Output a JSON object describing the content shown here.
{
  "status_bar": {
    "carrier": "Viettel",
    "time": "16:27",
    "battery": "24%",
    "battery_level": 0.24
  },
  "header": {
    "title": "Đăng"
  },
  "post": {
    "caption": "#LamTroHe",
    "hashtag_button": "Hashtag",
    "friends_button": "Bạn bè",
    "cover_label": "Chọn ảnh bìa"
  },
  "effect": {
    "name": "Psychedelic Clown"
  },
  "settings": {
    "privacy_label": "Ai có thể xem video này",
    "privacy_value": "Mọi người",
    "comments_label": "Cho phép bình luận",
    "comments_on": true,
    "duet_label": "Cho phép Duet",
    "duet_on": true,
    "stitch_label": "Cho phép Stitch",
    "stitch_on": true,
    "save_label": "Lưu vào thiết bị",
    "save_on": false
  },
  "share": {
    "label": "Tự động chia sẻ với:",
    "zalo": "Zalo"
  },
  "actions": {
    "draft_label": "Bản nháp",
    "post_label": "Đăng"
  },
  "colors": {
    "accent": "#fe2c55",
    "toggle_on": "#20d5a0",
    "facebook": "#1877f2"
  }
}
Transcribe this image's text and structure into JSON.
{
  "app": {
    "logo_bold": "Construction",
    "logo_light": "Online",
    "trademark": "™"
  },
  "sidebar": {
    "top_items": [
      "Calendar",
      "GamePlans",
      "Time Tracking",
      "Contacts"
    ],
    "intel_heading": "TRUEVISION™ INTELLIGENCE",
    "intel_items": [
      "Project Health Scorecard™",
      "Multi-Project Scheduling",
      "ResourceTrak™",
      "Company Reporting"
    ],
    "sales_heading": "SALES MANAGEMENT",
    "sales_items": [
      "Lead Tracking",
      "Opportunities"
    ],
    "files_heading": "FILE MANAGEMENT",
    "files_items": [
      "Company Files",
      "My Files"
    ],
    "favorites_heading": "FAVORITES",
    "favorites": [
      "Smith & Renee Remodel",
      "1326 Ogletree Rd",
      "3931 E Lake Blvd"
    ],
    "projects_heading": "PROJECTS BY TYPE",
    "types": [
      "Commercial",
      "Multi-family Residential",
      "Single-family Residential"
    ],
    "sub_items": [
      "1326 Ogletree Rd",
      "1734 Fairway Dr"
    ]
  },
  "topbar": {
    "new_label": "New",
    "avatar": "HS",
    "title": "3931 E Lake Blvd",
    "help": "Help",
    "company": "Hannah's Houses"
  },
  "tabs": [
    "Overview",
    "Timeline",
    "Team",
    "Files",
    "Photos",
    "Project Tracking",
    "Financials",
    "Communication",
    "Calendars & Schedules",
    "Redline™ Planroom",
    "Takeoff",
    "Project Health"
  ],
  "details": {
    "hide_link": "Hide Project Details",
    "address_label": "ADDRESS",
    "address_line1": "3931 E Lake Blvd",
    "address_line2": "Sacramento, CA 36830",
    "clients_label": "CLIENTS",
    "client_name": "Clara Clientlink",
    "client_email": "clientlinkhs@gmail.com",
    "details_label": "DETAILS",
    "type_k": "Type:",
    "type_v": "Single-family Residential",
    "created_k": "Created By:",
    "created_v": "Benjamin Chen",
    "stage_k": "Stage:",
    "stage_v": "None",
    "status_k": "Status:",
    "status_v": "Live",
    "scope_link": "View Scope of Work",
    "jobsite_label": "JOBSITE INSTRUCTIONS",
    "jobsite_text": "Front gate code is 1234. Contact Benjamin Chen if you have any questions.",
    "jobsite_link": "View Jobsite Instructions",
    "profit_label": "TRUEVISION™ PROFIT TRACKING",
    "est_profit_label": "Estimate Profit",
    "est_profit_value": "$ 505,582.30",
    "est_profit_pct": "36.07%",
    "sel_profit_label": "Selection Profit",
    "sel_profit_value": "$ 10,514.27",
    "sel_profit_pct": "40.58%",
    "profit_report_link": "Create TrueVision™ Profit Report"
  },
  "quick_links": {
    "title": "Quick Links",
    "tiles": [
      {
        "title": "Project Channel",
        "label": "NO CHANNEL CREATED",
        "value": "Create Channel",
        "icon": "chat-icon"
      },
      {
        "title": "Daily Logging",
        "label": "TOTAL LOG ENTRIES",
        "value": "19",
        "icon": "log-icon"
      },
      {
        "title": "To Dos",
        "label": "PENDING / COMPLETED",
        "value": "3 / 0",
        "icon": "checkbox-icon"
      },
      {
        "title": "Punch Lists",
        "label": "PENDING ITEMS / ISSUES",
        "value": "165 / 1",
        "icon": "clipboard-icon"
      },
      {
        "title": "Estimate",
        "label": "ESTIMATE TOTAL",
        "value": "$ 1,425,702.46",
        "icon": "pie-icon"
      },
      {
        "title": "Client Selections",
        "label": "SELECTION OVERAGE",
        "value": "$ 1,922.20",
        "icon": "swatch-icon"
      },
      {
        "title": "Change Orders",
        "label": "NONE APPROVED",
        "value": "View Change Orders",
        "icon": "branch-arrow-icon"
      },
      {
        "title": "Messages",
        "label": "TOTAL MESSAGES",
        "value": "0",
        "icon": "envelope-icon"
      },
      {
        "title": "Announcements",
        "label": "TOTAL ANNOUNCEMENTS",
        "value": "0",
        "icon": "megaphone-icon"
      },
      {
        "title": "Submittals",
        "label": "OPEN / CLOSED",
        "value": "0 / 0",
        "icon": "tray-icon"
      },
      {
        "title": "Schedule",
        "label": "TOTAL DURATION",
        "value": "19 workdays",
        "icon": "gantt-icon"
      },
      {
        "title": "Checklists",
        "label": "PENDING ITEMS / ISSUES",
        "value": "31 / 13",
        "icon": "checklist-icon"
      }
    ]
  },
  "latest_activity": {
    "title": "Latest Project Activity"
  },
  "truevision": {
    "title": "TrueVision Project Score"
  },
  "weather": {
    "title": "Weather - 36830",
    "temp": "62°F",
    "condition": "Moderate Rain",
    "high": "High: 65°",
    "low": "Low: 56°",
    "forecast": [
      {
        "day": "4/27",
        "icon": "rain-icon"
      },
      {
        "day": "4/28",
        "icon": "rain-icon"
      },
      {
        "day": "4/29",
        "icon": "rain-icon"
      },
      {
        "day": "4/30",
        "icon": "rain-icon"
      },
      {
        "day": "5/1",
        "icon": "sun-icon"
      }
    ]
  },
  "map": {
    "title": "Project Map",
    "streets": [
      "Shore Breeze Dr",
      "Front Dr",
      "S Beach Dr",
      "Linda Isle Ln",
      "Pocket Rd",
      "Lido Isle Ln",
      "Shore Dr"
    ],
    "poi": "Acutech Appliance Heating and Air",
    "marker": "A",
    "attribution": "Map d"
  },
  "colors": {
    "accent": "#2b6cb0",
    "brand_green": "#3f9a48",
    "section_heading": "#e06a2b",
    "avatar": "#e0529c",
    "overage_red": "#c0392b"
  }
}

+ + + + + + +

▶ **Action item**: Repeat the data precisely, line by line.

▶ **Response to the exercise**:
Output a JSON object describing the content shown here.
{
  "status_bar": {
    "carrier": "Viettel",
    "time": "16:27",
    "battery": "24%",
    "battery_level": 0.24
  },
  "header": {
    "title": "Đăng"
  },
  "post": {
    "caption": "#LamTroHe",
    "hashtag_button": "Hashtag",
    "friends_button": "Bạn bè",
    "cover_label": "Chọn ảnh bìa"
  },
  "effect": {
    "name": "Psychedelic Clown"
  },
  "settings": {
    "privacy_label": "Ai có thể xem video này",
    "privacy_value": "Mọi người",
    "comments_label": "Cho phép bình luận",
    "comments_on": true,
    "duet_label": "Cho phép Duet",
    "duet_on": true,
    "stitch_label": "Cho phép Stitch",
    "stitch_on": true,
    "save_label": "Lưu vào thiết bị",
    "save_on": false
  },
  "share": {
    "label": "Tự động chia sẻ với:",
    "zalo": "Zalo"
  },
  "actions": {
    "draft_label": "Bản nháp",
    "post_label": "Đăng"
  },
  "colors": {
    "accent": "#fe2c55",
    "toggle_on": "#20d5a0",
    "facebook": "#1877f2"
  }
}
Transcribe this image's text and structure into JSON.
{
  "app": {
    "logo_bold": "Construction",
    "logo_light": "Online",
    "trademark": "™"
  },
  "sidebar": {
    "top_items": [
      "Calendar",
      "GamePlans",
      "Time Tracking",
      "Contacts"
    ],
    "intel_heading": "TRUEVISION™ INTELLIGENCE",
    "intel_items": [
      "Project Health Scorecard™",
      "Multi-Project Scheduling",
      "ResourceTrak™",
      "Company Reporting"
    ],
    "sales_heading": "SALES MANAGEMENT",
    "sales_items": [
      "Lead Tracking",
      "Opportunities"
    ],
    "files_heading": "FILE MANAGEMENT",
    "files_items": [
      "Company Files",
      "My Files"
    ],
    "favorites_heading": "FAVORITES",
    "favorites": [
      "Smith & Renee Remodel",
      "1326 Ogletree Rd",
      "3931 E Lake Blvd"
    ],
    "projects_heading": "PROJECTS BY TYPE",
    "types": [
      "Commercial",
      "Multi-family Residential",
      "Single-family Residential"
    ],
    "sub_items": [
      "1326 Ogletree Rd",
      "1734 Fairway Dr"
    ]
  },
  "topbar": {
    "new_label": "New",
    "avatar": "HS",
    "title": "3931 E Lake Blvd",
    "help": "Help",
    "company": "Hannah's Houses"
  },
  "tabs": [
    "Overview",
    "Timeline",
    "Team",
    "Files",
    "Photos",
    "Project Tracking",
    "Financials",
    "Communication",
    "Calendars & Schedules",
    "Redline™ Planroom",
    "Takeoff",
    "Project Health"
  ],
  "details": {
    "hide_link": "Hide Project Details",
    "address_label": "ADDRESS",
    "address_line1": "3931 E Lake Blvd",
    "address_line2": "Sacramento, CA 36830",
    "clients_label": "CLIENTS",
    "client_name": "Clara Clientlink",
    "client_email": "clientlinkhs@gmail.com",
    "details_label": "DETAILS",
    "type_k": "Type:",
    "type_v": "Single-family Residential",
    "created_k": "Created By:",
    "created_v": "Benjamin Chen",
    "stage_k": "Stage:",
    "stage_v": "None",
    "status_k": "Status:",
    "status_v": "Live",
    "scope_link": "View Scope of Work",
    "jobsite_label": "JOBSITE INSTRUCTIONS",
    "jobsite_text": "Front gate code is 1234. Contact Benjamin Chen if you have any questions.",
    "jobsite_link": "View Jobsite Instructions",
    "profit_label": "TRUEVISION™ PROFIT TRACKING",
    "est_profit_label": "Estimate Profit",
    "est_profit_value": "$ 505,582.30",
    "est_profit_pct": "36.07%",
    "sel_profit_label": "Selection Profit",
    "sel_profit_value": "$ 10,514.27",
    "sel_profit_pct": "40.58%",
    "profit_report_link": "Create TrueVision™ Profit Report"
  },
  "quick_links": {
    "title": "Quick Links",
    "tiles": [
      {
        "title": "Project Channel",
        "label": "NO CHANNEL CREATED",
        "value": "Create Channel",
        "icon": "chat-icon"
      },
      {
        "title": "Daily Logging",
        "label": "TOTAL LOG ENTRIES",
        "value": "19",
        "icon": "log-icon"
      },
      {
        "title": "To Dos",
        "label": "PENDING / COMPLETED",
        "value": "3 / 0",
        "icon": "checkbox-icon"
      },
      {
        "title": "Punch Lists",
        "label": "PENDING ITEMS / ISSUES",
        "value": "165 / 1",
        "icon": "clipboard-icon"
      },
      {
        "title": "Estimate",
        "label": "ESTIMATE TOTAL",
        "value": "$ 1,425,702.46",
        "icon": "pie-icon"
      },
      {
        "title": "Client Selections",
        "label": "SELECTION OVERAGE",
        "value": "$ 1,922.20",
        "icon": "swatch-icon"
      },
      {
        "title": "Change Orders",
        "label": "NONE APPROVED",
        "value": "View Change Orders",
        "icon": "branch-arrow-icon"
      },
      {
        "title": "Messages",
        "label": "TOTAL MESSAGES",
        "value": "0",
        "icon": "envelope-icon"
      },
      {
        "title": "Announcements",
        "label": "TOTAL ANNOUNCEMENTS",
        "value": "0",
        "icon": "megaphone-icon"
      },
      {
        "title": "Submittals",
        "label": "OPEN / CLOSED",
        "value": "0 / 0",
        "icon": "tray-icon"
      },
      {
        "title": "Schedule",
        "label": "TOTAL DURATION",
        "value": "19 workdays",
        "icon": "gantt-icon"
      },
      {
        "title": "Checklists",
        "label": "PENDING ITEMS / ISSUES",
        "value": "31 / 13",
        "icon": "checklist-icon"
      }
    ]
  },
  "latest_activity": {
    "title": "Latest Project Activity"
  },
  "truevision": {
    "title": "TrueVision Project Score"
  },
  "weather": {
    "title": "Weather - 36830",
    "temp": "62°F",
    "condition": "Moderate Rain",
    "high": "High: 65°",
    "low": "Low: 56°",
    "forecast": [
      {
        "day": "4/27",
        "icon": "rain-icon"
      },
      {
        "day": "4/28",
        "icon": "rain-icon"
      },
      {
        "day": "4/29",
        "icon": "rain-icon"
      },
      {
        "day": "4/30",
        "icon": "rain-icon"
      },
      {
        "day": "5/1",
        "icon": "sun-icon"
      }
    ]
  },
  "map": {
    "title": "Project Map",
    "streets": [
      "Shore Breeze Dr",
      "Front Dr",
      "S Beach Dr",
      "Linda Isle Ln",
      "Pocket Rd",
      "Lido Isle Ln",
      "Shore Dr"
    ],
    "poi": "Acutech Appliance Heating and Air",
    "marker": "A",
    "attribution": "Map d"
  },
  "colors": {
    "accent": "#2b6cb0",
    "brand_green": "#3f9a48",
    "section_heading": "#e06a2b",
    "avatar": "#e0529c",
    "overage_red": "#c0392b"
  }
}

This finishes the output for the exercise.